I was thinking about honesty and thinking about thinking, as well. I think my mind goes odd places when I am not feeling great. One of the things we do to help teachers experience engagement centers around United States history. Since I was going to be teaching in Canada this week, I decided to change the activity to something more "universal". I asked them to individually (and then in groups) come up with questions to which the answer would be "100". I put no parameters on the activity except the answer to the questions they created had to be "100". I have to admit I was absolutely blown away by the "questions" they created. Some of them were math questions but some were totally non-math related, which made the activity that much more engaging when each table group shared out their "questions". One participant said, "At first, I just thought about things like 'What is 50 X 2?' but once we started sharing as a group, I realized there were so many more possibilities. We then processed the activity from a teacher's perspective, and they shared ways they could use that activity in their own content area. One said, "If 'freedom' is the answer, then what is the question?" I thought about how the questions might look incredibly different, depending on what part of the world you lived in or what time frame we might be discussing. What about a simpler one: "If 'big' is the answer, what is the question?"
Then my mind really took off this morning (does Thera-Flu have that effect, perhaps?). I wondered what would happen if I had a class who was studying weather phenomena, and I put up several pictures around the room of the aftermath of several of these natural disasters. I could add the location (is it Kansas or is it in Sumatra, Indonesia), the temperature outside at the time of the phenomenon, and any other pertinent "hints". I would then ask the question: If this was the "effect", what might have been the "cause"? Students could rotate through the room in partners and trios and try to make educated guesses based on what we had learned (or were going to learn). How might this activity increase student engagement versus the typical "telling" we tend to do, sometimes.
I still have lots of thoughts in my head---about how different learners are engaged by story-telling, group work, or thinking backwards, for instance. I would love to hear some of your "think outside the box" types of activities you do to engage your young or more seasoned learners in the learning.

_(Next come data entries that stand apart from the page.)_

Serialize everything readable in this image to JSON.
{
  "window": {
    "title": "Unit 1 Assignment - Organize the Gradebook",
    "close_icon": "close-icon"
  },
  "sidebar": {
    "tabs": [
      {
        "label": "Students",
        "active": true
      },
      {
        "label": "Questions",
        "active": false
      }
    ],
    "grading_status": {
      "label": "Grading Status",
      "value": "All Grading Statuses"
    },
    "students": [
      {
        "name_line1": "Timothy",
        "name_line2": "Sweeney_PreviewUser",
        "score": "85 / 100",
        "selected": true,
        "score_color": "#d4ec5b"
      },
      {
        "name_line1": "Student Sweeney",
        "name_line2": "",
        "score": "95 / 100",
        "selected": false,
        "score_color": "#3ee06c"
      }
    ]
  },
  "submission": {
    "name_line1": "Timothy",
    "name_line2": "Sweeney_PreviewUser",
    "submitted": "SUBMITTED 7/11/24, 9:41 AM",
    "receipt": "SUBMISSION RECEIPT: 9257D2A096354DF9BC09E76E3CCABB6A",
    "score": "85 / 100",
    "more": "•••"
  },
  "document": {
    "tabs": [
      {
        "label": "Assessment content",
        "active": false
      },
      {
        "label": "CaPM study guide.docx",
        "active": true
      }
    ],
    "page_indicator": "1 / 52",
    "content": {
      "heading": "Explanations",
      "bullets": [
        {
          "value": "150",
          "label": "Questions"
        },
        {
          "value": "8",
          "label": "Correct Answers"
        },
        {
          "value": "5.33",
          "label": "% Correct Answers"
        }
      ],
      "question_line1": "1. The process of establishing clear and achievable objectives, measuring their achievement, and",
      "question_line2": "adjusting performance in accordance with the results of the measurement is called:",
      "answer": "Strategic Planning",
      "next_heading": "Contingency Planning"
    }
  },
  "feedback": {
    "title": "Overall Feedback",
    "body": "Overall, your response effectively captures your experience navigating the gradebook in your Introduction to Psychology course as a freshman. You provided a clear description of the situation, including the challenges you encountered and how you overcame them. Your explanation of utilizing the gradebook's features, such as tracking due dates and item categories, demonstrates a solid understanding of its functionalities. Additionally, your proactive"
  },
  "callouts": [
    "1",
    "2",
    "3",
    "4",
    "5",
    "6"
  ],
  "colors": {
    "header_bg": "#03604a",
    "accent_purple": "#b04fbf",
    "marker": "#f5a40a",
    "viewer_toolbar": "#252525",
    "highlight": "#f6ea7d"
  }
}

For now, I fear that the Thera Flu is kicking in, and I am needing a nap. If "nap" is the answer, what is the question? What Shelly needs when she is sick and exhausted.